Report the tally of lines featuring the word "from" in the entries below, without anything else.

- [STORED DATA]
──────────────────────────────

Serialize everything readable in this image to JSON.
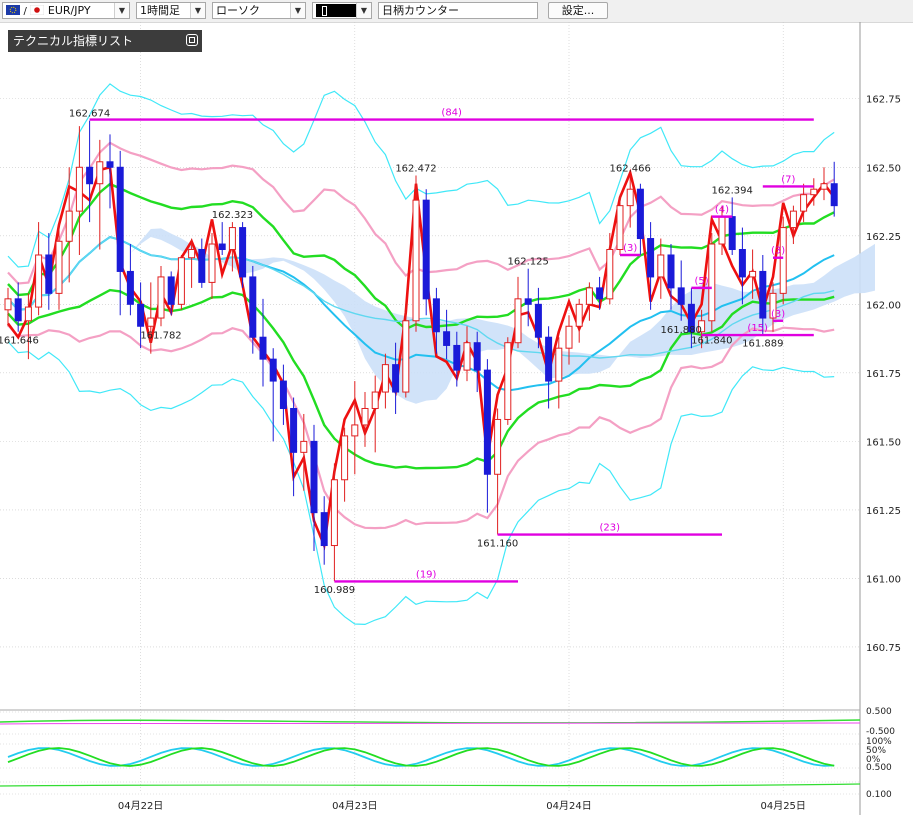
{
  "toolbar": {
    "pair": "EUR/JPY",
    "timeframe": "1時間足",
    "chart_style": "ローソク",
    "color_label": "",
    "counter": "日柄カウンター",
    "settings": "設定..."
  },
  "panel": {
    "title": "テクニカル指標リスト"
  },
  "colors": {
    "bull": "#e02020",
    "bear": "#1a1ad8",
    "magenta": "#e000e0",
    "ichimoku": "#cce0f8",
    "ichimoku_neg": "#f8cfe0"
  },
  "chart_data": {
    "type": "candlestick",
    "yticks": [
      162.75,
      162.5,
      162.25,
      162.0,
      161.75,
      161.5,
      161.25,
      161.0,
      160.75
    ],
    "ytick_labels": [
      "162.75",
      "162.50",
      "162.25",
      "162.00",
      "161.75",
      "161.50",
      "161.25",
      "161.00",
      "160.75"
    ],
    "ylim": [
      160.52,
      163.03
    ],
    "date_labels": [
      "04月22日",
      "04月23日",
      "04月24日",
      "04月25日"
    ],
    "ohlc": [
      [
        161.98,
        162.06,
        161.92,
        162.02
      ],
      [
        162.02,
        162.08,
        161.9,
        161.94
      ],
      [
        161.94,
        162.04,
        161.8,
        161.99
      ],
      [
        161.99,
        162.3,
        161.96,
        162.18
      ],
      [
        162.18,
        162.26,
        161.98,
        162.04
      ],
      [
        162.04,
        162.3,
        161.98,
        162.23
      ],
      [
        162.23,
        162.5,
        162.08,
        162.34
      ],
      [
        162.34,
        162.65,
        162.18,
        162.5
      ],
      [
        162.5,
        162.67,
        162.3,
        162.44
      ],
      [
        162.44,
        162.6,
        162.2,
        162.52
      ],
      [
        162.52,
        162.62,
        162.35,
        162.5
      ],
      [
        162.5,
        162.56,
        161.96,
        162.12
      ],
      [
        162.12,
        162.22,
        161.96,
        162.0
      ],
      [
        162.0,
        162.08,
        161.84,
        161.92
      ],
      [
        161.92,
        162.08,
        161.82,
        161.95
      ],
      [
        161.95,
        162.14,
        161.92,
        162.1
      ],
      [
        162.1,
        162.12,
        161.96,
        162.0
      ],
      [
        162.0,
        162.18,
        161.98,
        162.17
      ],
      [
        162.17,
        162.24,
        162.06,
        162.2
      ],
      [
        162.2,
        162.24,
        162.06,
        162.08
      ],
      [
        162.08,
        162.26,
        162.02,
        162.22
      ],
      [
        162.22,
        162.3,
        162.18,
        162.2
      ],
      [
        162.2,
        162.3,
        162.12,
        162.28
      ],
      [
        162.28,
        162.3,
        162.06,
        162.1
      ],
      [
        162.1,
        162.14,
        161.82,
        161.88
      ],
      [
        161.88,
        162.02,
        161.7,
        161.8
      ],
      [
        161.8,
        161.84,
        161.5,
        161.72
      ],
      [
        161.72,
        161.78,
        161.56,
        161.62
      ],
      [
        161.62,
        161.66,
        161.3,
        161.46
      ],
      [
        161.46,
        161.6,
        161.32,
        161.5
      ],
      [
        161.5,
        161.56,
        161.1,
        161.24
      ],
      [
        161.24,
        161.3,
        161.05,
        161.12
      ],
      [
        161.12,
        161.42,
        160.99,
        161.36
      ],
      [
        161.36,
        161.55,
        161.28,
        161.52
      ],
      [
        161.52,
        161.72,
        161.38,
        161.56
      ],
      [
        161.56,
        161.68,
        161.48,
        161.62
      ],
      [
        161.62,
        161.74,
        161.46,
        161.68
      ],
      [
        161.68,
        161.82,
        161.62,
        161.78
      ],
      [
        161.78,
        161.86,
        161.6,
        161.68
      ],
      [
        161.68,
        162.0,
        161.66,
        161.94
      ],
      [
        161.94,
        162.47,
        161.9,
        162.38
      ],
      [
        162.38,
        162.42,
        161.96,
        162.02
      ],
      [
        162.02,
        162.06,
        161.82,
        161.9
      ],
      [
        161.9,
        161.98,
        161.8,
        161.85
      ],
      [
        161.85,
        161.9,
        161.7,
        161.76
      ],
      [
        161.76,
        161.92,
        161.72,
        161.86
      ],
      [
        161.86,
        161.9,
        161.68,
        161.76
      ],
      [
        161.76,
        161.8,
        161.24,
        161.38
      ],
      [
        161.38,
        161.62,
        161.16,
        161.58
      ],
      [
        161.58,
        161.88,
        161.56,
        161.86
      ],
      [
        161.86,
        162.1,
        161.84,
        162.02
      ],
      [
        162.02,
        162.13,
        161.92,
        162.0
      ],
      [
        162.0,
        162.06,
        161.84,
        161.88
      ],
      [
        161.88,
        161.92,
        161.62,
        161.72
      ],
      [
        161.72,
        161.88,
        161.62,
        161.84
      ],
      [
        161.84,
        161.96,
        161.78,
        161.92
      ],
      [
        161.92,
        162.02,
        161.86,
        162.0
      ],
      [
        162.0,
        162.08,
        161.94,
        162.06
      ],
      [
        162.06,
        162.1,
        161.98,
        162.02
      ],
      [
        162.02,
        162.26,
        162.0,
        162.2
      ],
      [
        162.2,
        162.4,
        162.18,
        162.36
      ],
      [
        162.36,
        162.47,
        162.28,
        162.42
      ],
      [
        162.42,
        162.44,
        162.18,
        162.24
      ],
      [
        162.24,
        162.3,
        161.98,
        162.1
      ],
      [
        162.1,
        162.24,
        162.02,
        162.18
      ],
      [
        162.18,
        162.22,
        161.98,
        162.06
      ],
      [
        162.06,
        162.16,
        161.94,
        162.0
      ],
      [
        162.0,
        162.06,
        161.84,
        161.9
      ],
      [
        161.9,
        161.98,
        161.84,
        161.94
      ],
      [
        161.94,
        162.26,
        161.9,
        162.22
      ],
      [
        162.22,
        162.36,
        162.18,
        162.32
      ],
      [
        162.32,
        162.39,
        162.18,
        162.2
      ],
      [
        162.2,
        162.28,
        162.0,
        162.1
      ],
      [
        162.1,
        162.2,
        162.02,
        162.12
      ],
      [
        162.12,
        162.18,
        161.89,
        161.95
      ],
      [
        161.95,
        162.08,
        161.9,
        162.04
      ],
      [
        162.04,
        162.32,
        162.0,
        162.28
      ],
      [
        162.28,
        162.36,
        162.22,
        162.34
      ],
      [
        162.34,
        162.44,
        162.3,
        162.4
      ],
      [
        162.4,
        162.46,
        162.36,
        162.42
      ],
      [
        162.42,
        162.5,
        162.38,
        162.44
      ],
      [
        162.44,
        162.52,
        162.32,
        162.36
      ]
    ],
    "price_labels": [
      {
        "i": 1,
        "pos": "low",
        "text": "161.646"
      },
      {
        "i": 8,
        "pos": "high",
        "text": "162.674"
      },
      {
        "i": 15,
        "pos": "low",
        "text": "161.782"
      },
      {
        "i": 22,
        "pos": "high",
        "text": "162.323"
      },
      {
        "i": 32,
        "pos": "low",
        "text": "160.989"
      },
      {
        "i": 40,
        "pos": "high",
        "text": "162.472"
      },
      {
        "i": 48,
        "pos": "low",
        "text": "161.160"
      },
      {
        "i": 51,
        "pos": "high",
        "text": "162.125"
      },
      {
        "i": 61,
        "pos": "high",
        "text": "162.466"
      },
      {
        "i": 66,
        "pos": "low",
        "text": "161.880"
      },
      {
        "i": 69,
        "pos": "low",
        "text": "161.840"
      },
      {
        "i": 71,
        "pos": "high",
        "text": "162.394"
      },
      {
        "i": 74,
        "pos": "low",
        "text": "161.889"
      }
    ],
    "counters": [
      {
        "text": "(84)",
        "price": 162.674,
        "from": 8,
        "to": 79
      },
      {
        "text": "(19)",
        "price": 160.989,
        "from": 32,
        "to": 50
      },
      {
        "text": "(23)",
        "price": 161.16,
        "from": 48,
        "to": 70
      },
      {
        "text": "(4)",
        "price": 162.32,
        "from": 69,
        "to": 71
      },
      {
        "text": "(3)",
        "price": 162.18,
        "from": 60,
        "to": 62
      },
      {
        "text": "(5)",
        "price": 162.06,
        "from": 67,
        "to": 69
      },
      {
        "text": "(15)",
        "price": 161.888,
        "from": 68,
        "to": 79
      },
      {
        "text": "(7)",
        "price": 162.43,
        "from": 74,
        "to": 79
      },
      {
        "text": "(3)",
        "price": 162.17,
        "from": 75,
        "to": 76
      },
      {
        "text": "(3)",
        "price": 161.94,
        "from": 75,
        "to": 76
      }
    ],
    "sub_labels": [
      "0.500",
      "-0.500",
      "100%",
      "50%",
      "0%",
      "0.500",
      "0.100"
    ]
  }
}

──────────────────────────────

- [SOLVED PROBLEM]
10